Fianna Fáil Spokesperson on Children Robert Troy TD has today introduced legislation in the Dáil aimed at reforming the manner in which the ‘Guardian Ad Litem’ system works in the context of legal proceedings involving children.

A Guardian Ad Litem is a professional person who is appointed to represent the wishes and interests of a child during court proceedings. The system lacks regulation under current legislation, and allows a select number of individuals to claim as much as €300,000 in a single year to act as court appointed officers for children.

Deputy Troy commented, “Today I introduced legislation in the Dáil which, if enacted, will ensure proper oversight over the manner in which the court appointed Guardians ad Litem act as representatives for children during court proceedings. The Child Care (Guardian Ad Litem) Bill 2015 will ensure that the best interests of the child are paramount when it comes to appointing a legal representative on their behalf.

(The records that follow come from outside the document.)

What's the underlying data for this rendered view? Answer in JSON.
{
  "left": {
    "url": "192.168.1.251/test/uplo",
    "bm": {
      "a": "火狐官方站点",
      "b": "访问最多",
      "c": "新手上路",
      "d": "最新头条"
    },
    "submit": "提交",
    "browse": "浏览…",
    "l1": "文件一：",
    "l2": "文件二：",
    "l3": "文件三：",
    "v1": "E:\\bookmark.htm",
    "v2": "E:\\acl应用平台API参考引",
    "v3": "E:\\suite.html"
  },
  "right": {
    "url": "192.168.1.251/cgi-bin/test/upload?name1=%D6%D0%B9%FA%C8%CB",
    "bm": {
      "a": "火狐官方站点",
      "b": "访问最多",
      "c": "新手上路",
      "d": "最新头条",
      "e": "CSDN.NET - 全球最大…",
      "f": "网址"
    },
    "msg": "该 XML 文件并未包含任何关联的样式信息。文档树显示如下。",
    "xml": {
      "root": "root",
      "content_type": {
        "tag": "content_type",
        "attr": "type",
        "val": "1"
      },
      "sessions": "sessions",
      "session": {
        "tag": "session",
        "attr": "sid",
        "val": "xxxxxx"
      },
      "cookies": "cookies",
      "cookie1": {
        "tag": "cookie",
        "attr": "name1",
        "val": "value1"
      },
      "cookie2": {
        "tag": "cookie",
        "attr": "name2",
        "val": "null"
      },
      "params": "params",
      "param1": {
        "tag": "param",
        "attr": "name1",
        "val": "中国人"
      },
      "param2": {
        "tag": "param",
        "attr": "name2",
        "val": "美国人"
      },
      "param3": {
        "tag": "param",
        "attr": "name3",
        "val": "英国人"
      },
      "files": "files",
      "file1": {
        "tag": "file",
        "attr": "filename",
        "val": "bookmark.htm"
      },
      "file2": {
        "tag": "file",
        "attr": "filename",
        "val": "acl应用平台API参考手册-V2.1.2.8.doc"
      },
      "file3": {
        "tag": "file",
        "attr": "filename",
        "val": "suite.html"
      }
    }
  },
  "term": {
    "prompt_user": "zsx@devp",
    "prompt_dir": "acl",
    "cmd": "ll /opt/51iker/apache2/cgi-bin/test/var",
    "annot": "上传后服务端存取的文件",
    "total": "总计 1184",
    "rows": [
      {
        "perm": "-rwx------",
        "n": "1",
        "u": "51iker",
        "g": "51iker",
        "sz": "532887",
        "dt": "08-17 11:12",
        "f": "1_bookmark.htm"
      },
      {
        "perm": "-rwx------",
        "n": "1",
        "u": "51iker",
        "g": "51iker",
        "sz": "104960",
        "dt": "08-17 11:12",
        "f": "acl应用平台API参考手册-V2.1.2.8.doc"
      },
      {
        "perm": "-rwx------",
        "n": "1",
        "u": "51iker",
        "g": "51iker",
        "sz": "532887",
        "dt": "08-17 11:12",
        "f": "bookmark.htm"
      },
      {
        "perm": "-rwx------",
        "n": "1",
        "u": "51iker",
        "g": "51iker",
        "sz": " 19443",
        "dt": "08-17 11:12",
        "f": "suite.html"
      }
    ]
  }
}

“Under the current system scare resources are being spent on an unregulated and chaotic system while at the same time we do not have enough resources to fund frontline staff in supporting vulnerable children. As it stands some Guardians Ad Litem can earn as much as €300,000 in a single year to act as a court appointed officer for children. This is an exorbitant cost that needs to be addressed. Spending on legal fees increased from €11.9m in 2013 to €16m in 2014 with even further increases likely in the years ahead.

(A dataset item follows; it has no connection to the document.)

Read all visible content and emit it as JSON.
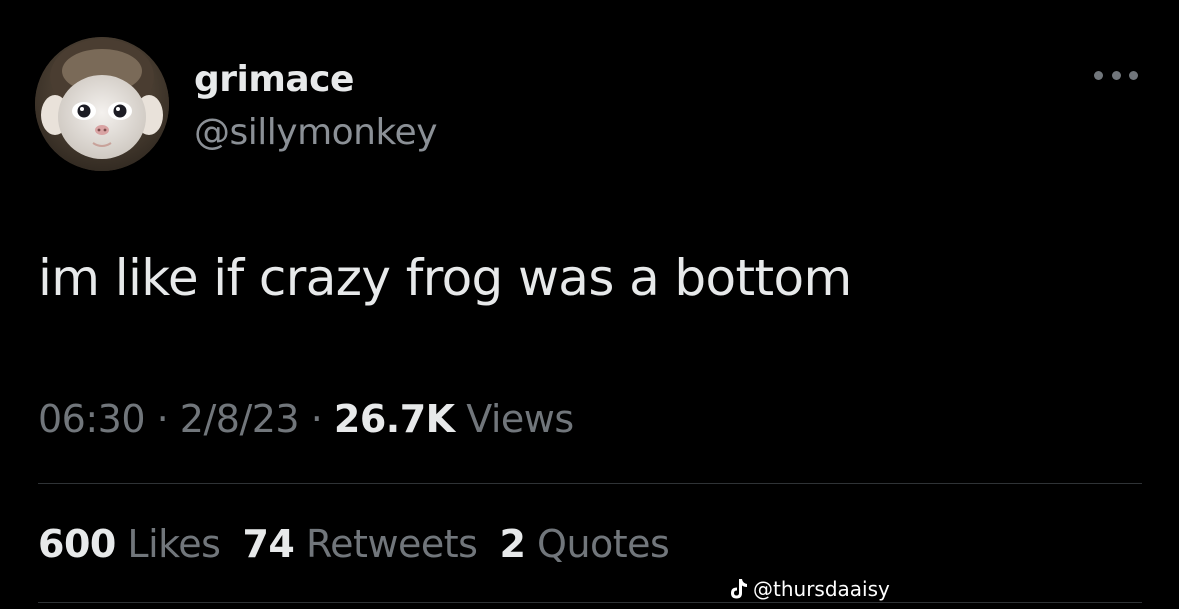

“To put this €16m in context, the last budget left Tulsa €18m short of meeting day to day running costs. This resulted in Tusla having to make savage cuts to rape crisis centres around the country and domestic support services for vulnerable women. These cutbacks could have been avoided, or at least minimised, if we had a properly functioning Guardian ad Litem system.

“The exorbitantly high fees for legal representation are a gross waste of public money at a time when we have a shortage of social services and are curtailing support services operated by Tusla. The current system is undoubtedly in need of a radical overhaul, especially when you consider that the Minister for Children currently does not even know how many guardians are receiving exorbitant payments.

“Guardians ad Litem play a vital role in ensuring that the voice of the child is heard during court proceedings. However the legislation I have brought forward will ensure the proper supervision, training, monitoring and accountability of all individuals in the appointment and the training of Guardians ad Litem while also addressing the high legal fees being charged. If the Minister for Children is genuinely interested in reforming the current system then he will ensure the passage of this legislation through the Dáil” said Deputy Troy.